## Directions
Show every line of the data that contains the string "Faxes".

--------

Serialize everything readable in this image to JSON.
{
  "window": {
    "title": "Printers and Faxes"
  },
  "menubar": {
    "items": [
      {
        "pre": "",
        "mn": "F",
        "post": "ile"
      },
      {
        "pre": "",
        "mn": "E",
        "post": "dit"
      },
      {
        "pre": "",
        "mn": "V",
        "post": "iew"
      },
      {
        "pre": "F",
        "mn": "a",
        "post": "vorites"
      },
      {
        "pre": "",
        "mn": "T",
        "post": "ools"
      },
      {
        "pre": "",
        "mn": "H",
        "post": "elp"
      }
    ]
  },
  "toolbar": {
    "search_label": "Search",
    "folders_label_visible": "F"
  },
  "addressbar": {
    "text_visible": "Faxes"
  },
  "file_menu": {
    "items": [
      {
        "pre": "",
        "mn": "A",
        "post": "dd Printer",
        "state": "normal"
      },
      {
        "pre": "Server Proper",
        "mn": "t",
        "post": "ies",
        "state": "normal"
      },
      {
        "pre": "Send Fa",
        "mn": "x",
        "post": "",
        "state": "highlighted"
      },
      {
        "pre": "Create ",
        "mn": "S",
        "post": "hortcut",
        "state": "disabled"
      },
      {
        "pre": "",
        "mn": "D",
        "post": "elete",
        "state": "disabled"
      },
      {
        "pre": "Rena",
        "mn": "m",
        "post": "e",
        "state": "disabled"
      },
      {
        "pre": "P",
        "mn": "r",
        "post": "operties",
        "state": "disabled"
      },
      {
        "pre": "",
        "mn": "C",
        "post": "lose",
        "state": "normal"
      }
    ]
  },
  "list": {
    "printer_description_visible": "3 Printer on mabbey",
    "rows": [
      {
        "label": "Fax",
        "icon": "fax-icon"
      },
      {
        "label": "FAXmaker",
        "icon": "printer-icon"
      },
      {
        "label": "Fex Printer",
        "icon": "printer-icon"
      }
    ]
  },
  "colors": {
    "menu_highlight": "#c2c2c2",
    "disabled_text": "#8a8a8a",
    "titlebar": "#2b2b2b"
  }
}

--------

## Task answer
    "title": "Printers and Faxes"
    "text_visible": "Faxes"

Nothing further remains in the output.